Only a small number of individual lodge minute books from the early and mid-eighteenth century survive and most are anodyne, listing the names of those members present, the officers, and the fees paid or outstanding. Few provide detailed reports of individual meetings. Nonetheless, despite the absence of such evidence, it is reasonable to assume that the letter received by the Shakespeare’s Head was not unusual and that other lodges would have received analogous correspondence. It is also clear that the Shakespeare’s Head’s unease was not new. The minutes of 11 December 1738 and 9 April 1739 both record the lodge’s disapproval of Grand Lodge’s insistence on the central collection of Masonic charity and the members’ discomfort over their lack of influence over its disbursement.
The Shakespeare’s Head was not a naturally rebellious lodge. The opposite was the case. Fourteen members, half the total, were members of the influential King’s Arms lodge in the Strand, later the ‘Old King’s Arm’s’, No. 28. A driving force at both was Martin Clare (1688-1751), an epitome of Masonic loyalty. He had been selected as a Grand Steward in 1734, appointed Junior Grand Warden in 1735 and made Deputy Grand Master in 1741. Clare was also connected to many of freemasonry’s elder statesmen, elected a Fellow of the Royal Society in 1735, proposed by a slate of influential freemasons including the pivotal Desaguliers.
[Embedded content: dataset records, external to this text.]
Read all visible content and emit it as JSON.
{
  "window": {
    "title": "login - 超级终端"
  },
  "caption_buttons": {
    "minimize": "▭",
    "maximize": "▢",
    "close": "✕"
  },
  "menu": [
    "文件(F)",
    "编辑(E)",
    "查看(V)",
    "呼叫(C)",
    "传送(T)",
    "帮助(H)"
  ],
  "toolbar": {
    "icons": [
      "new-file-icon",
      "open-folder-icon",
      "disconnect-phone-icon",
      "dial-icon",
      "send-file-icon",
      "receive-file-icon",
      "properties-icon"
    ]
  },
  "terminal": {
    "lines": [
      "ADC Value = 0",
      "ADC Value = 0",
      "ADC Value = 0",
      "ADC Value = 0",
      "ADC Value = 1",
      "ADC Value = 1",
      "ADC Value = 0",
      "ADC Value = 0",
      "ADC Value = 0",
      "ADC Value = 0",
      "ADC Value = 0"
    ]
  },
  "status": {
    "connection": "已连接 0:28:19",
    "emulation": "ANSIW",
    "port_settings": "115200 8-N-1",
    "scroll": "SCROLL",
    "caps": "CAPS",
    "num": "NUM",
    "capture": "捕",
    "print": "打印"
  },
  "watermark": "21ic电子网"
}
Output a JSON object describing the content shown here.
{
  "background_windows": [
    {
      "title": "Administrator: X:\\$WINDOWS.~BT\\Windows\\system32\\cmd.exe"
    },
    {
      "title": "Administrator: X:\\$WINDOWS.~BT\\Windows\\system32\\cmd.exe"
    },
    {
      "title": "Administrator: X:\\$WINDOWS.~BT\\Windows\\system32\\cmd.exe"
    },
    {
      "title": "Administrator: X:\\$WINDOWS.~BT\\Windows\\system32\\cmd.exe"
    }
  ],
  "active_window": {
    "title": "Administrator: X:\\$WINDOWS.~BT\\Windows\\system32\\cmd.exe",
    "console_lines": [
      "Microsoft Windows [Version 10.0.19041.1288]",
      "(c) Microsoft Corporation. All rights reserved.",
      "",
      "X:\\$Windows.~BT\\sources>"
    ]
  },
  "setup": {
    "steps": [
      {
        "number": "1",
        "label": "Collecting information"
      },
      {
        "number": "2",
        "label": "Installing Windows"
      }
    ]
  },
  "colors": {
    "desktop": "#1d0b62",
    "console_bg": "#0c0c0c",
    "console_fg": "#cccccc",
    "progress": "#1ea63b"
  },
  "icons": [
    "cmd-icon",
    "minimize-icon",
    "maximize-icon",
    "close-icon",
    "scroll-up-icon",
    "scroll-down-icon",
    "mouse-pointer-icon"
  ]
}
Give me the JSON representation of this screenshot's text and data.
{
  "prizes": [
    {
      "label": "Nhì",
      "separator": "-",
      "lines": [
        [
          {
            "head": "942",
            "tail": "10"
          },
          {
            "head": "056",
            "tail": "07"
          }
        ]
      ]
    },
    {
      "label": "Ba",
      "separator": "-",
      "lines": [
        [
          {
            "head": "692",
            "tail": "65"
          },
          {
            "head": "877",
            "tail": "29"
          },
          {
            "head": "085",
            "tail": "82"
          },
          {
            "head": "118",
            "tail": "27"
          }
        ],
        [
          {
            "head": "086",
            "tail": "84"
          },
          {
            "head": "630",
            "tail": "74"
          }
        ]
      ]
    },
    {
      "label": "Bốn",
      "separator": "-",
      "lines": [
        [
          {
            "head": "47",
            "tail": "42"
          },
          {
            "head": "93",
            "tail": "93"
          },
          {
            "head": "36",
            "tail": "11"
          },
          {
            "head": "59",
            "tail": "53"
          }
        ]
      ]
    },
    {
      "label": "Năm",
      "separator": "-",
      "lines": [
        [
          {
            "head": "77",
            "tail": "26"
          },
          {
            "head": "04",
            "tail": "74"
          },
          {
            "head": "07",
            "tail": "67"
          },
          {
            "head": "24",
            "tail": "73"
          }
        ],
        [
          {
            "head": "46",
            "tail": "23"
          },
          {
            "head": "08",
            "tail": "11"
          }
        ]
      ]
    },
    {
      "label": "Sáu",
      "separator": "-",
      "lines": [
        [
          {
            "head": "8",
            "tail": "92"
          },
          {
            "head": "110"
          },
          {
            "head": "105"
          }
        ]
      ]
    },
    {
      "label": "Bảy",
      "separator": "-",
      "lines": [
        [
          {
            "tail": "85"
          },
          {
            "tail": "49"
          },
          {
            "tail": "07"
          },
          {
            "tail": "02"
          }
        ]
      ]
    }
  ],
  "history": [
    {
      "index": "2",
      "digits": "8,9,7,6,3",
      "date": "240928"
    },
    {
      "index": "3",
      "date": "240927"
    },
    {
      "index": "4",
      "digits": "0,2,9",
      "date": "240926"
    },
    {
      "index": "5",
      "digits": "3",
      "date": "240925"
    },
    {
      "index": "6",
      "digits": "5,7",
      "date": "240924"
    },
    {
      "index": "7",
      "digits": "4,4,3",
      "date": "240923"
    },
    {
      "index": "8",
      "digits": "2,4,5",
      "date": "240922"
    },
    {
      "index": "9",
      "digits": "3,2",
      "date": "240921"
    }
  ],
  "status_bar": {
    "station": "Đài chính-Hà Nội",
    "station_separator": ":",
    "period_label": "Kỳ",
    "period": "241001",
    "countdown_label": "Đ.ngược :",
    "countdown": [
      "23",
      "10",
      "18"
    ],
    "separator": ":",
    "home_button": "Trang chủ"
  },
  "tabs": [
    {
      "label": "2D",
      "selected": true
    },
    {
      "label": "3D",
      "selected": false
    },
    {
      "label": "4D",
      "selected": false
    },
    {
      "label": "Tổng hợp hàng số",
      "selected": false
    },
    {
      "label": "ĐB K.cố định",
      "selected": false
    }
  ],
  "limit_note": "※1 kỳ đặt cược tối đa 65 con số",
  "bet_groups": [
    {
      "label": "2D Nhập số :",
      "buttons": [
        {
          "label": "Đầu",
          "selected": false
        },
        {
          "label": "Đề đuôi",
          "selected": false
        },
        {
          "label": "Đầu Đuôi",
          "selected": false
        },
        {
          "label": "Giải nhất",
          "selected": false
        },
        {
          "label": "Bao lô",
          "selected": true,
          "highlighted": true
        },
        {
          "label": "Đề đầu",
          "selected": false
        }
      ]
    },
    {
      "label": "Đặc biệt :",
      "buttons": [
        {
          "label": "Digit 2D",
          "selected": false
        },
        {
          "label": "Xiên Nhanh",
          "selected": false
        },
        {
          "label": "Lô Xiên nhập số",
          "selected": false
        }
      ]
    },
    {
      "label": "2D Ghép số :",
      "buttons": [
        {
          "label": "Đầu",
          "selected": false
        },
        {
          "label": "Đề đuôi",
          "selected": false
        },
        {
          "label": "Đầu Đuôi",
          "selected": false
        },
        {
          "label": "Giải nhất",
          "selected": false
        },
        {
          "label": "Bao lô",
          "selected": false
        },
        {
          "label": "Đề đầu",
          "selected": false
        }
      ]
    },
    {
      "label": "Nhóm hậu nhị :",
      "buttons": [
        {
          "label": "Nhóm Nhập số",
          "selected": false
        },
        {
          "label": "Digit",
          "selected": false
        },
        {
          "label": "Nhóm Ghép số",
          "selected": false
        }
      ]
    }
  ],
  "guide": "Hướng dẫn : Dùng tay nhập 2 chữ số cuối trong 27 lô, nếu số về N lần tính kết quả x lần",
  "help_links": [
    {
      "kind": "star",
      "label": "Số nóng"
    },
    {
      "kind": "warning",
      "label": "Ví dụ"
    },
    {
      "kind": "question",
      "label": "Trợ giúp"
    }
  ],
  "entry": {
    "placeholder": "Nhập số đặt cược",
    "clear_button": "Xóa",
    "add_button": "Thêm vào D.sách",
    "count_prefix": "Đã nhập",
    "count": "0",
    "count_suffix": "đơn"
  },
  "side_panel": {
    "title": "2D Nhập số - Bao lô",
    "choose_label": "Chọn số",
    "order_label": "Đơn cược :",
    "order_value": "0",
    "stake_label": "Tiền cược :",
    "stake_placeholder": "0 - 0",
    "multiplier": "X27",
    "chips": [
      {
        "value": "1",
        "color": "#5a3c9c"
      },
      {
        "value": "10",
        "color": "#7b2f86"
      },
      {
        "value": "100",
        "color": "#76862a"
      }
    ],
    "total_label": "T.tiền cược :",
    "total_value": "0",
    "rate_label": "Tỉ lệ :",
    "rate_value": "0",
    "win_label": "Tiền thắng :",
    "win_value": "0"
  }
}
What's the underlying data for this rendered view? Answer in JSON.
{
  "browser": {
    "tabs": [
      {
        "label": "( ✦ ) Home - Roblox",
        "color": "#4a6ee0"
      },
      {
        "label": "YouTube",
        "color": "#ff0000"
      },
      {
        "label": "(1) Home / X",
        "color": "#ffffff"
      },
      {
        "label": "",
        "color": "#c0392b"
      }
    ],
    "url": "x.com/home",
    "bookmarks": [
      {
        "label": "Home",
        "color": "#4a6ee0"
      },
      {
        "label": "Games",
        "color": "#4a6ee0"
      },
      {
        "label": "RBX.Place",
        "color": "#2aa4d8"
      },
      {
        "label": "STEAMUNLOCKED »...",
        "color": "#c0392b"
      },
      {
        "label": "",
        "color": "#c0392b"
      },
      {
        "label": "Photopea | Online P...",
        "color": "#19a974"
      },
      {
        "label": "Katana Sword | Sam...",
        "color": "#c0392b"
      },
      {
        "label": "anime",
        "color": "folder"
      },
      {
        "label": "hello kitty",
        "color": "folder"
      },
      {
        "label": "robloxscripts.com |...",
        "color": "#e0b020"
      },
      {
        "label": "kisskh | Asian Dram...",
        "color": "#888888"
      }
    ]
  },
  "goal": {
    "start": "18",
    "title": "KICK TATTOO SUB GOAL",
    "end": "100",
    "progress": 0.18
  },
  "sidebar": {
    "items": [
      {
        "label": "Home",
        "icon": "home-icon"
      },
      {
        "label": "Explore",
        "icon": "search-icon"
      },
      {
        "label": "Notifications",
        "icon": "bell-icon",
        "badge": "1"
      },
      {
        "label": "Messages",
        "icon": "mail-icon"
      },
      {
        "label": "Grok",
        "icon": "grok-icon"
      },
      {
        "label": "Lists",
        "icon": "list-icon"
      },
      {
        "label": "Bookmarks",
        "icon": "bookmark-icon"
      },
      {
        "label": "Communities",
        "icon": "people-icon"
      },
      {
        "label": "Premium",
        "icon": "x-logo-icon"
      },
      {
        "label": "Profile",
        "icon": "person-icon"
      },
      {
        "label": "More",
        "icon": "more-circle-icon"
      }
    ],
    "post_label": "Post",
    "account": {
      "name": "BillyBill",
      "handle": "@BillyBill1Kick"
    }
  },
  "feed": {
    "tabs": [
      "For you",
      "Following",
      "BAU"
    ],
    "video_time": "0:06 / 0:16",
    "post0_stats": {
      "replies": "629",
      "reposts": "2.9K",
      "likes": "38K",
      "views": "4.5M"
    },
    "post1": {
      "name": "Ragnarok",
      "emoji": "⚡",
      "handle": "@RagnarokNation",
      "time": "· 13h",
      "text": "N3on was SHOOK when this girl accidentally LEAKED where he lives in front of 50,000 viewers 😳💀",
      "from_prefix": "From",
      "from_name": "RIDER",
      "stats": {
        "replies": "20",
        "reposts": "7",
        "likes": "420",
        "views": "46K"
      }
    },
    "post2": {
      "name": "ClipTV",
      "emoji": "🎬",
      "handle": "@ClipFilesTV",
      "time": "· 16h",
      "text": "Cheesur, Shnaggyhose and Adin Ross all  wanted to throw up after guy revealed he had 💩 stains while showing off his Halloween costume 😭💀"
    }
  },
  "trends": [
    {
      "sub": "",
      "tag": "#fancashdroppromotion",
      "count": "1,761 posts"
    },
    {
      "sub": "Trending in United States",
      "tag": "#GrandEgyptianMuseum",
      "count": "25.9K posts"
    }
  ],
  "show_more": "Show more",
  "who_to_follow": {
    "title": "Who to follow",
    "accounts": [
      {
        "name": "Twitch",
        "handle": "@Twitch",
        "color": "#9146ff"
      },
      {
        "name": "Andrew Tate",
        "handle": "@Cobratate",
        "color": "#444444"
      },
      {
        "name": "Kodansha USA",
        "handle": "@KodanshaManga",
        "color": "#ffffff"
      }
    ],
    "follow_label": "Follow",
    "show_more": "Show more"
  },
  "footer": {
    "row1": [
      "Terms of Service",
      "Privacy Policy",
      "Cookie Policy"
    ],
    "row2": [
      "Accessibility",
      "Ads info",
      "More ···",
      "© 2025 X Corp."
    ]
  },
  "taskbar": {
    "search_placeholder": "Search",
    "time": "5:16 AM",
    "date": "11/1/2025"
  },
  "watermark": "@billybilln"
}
Clare was also a prolific Masonic lecturer who had been one of freemasonry’s flag carriers in promoting educational self-improvement:
The chief pleasure of society – viz., good conversation and the consequent improvements – are rightly presumed … to be the principal motive of our first entering into then propagating the Craft … We are intimately related to those great and worthy spirits who have ever made it their business and aim to improve themselves and inform mankind.
If a lodge such as the Shakespeare’s Head was demonstrably unhappy with the strictures of Grand Lodge, it is reasonable to believe that Masonic discontent may have been not uncommon.
Successive Grand Masters compounded Masonic discontent, particularly the absentee William Byron, 5th lord Byron, (1722-1798). During his time as Grand Master disaffection percolated into even the most loyal of lodges, including the Grand Stewards’ lodge, which expressed its dissent in 1749 by declining to contribute to the Grand Charity collection and neither attending Grand Lodge nor contributing to charity in succeeding years. Indeed, withholding charity and declining to participate in the formal Masonic processions that accompanied meetings of Grand Lodge became a standard means by which the Grand Stewards registered their opposition.
The disciplinary procedures adopted by Grand Lodge to enforce its rules were harsh, with tens of lodges erased from the official list for ‘not attending the Grand Master in Quarterly Communication’. Among them was the Horn Tavern, the Duke of Richmond’s lodge, de facto the most senior of all London’s Masonic lodges and historically one of the most influential. The lodge pre-dated Grand Lodge, had been the principal instrument in its creation, and had served as a spawning ground for Grand Officers.
The Horn had sufficient stature to allow it to function without recourse to Grand Lodge and remained unaffiliated for six years until George Payne, also a member of the OKA, interceded. Following a compromise, the Horn agreed to pay a contribution of two guineas to the Grand Charity and in 1751 was reinstated to the grand register.